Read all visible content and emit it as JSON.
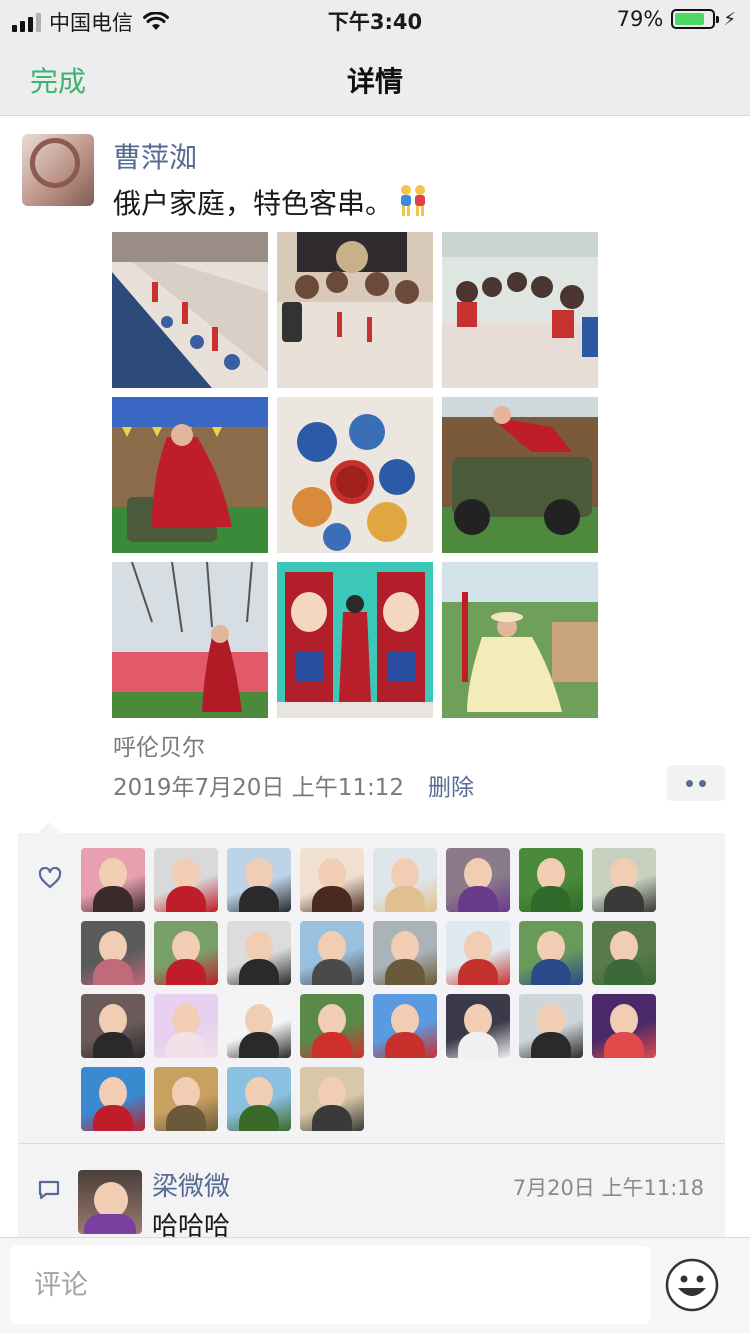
{
  "status_bar": {
    "carrier": "中国电信",
    "time": "下午3:40",
    "battery": "79%",
    "battery_level": 0.79
  },
  "nav": {
    "done_label": "完成",
    "title": "详情"
  },
  "post": {
    "author": "曹萍洳",
    "text": "俄户家庭，特色客串。",
    "location": "呼伦贝尔",
    "time": "2019年7月20日 上午11:12",
    "delete_label": "删除",
    "photo_count": 9
  },
  "likes": {
    "icon": "heart-outline-icon",
    "count": 28
  },
  "comments": [
    {
      "user": "梁微微",
      "time": "7月20日 上午11:18",
      "text": "哈哈哈"
    }
  ],
  "input": {
    "placeholder": "评论",
    "value": ""
  },
  "colors": {
    "accent_green": "#3cb371",
    "link_blue": "#576b95",
    "battery_green": "#4cd964"
  }
}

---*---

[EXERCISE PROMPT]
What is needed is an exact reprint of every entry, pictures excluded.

[SOLUTION TO THIS EXERCISE]
Read all visible content and emit it as JSON.
{
  "status_bar": {
    "carrier": "中国电信",
    "time": "下午3:40",
    "battery": "79%",
    "battery_level": 0.79
  },
  "nav": {
    "done_label": "完成",
    "title": "详情"
  },
  "post": {
    "author": "曹萍洳",
    "text": "俄户家庭，特色客串。",
    "location": "呼伦贝尔",
    "time": "2019年7月20日 上午11:12",
    "delete_label": "删除",
    "photo_count": 9
  },
  "likes": {
    "icon": "heart-outline-icon",
    "count": 28
  },
  "comments": [
    {
      "user": "梁微微",
      "time": "7月20日 上午11:18",
      "text": "哈哈哈"
    }
  ],
  "input": {
    "placeholder": "评论",
    "value": ""
  },
  "colors": {
    "accent_green": "#3cb371",
    "link_blue": "#576b95",
    "battery_green": "#4cd964"
  }
}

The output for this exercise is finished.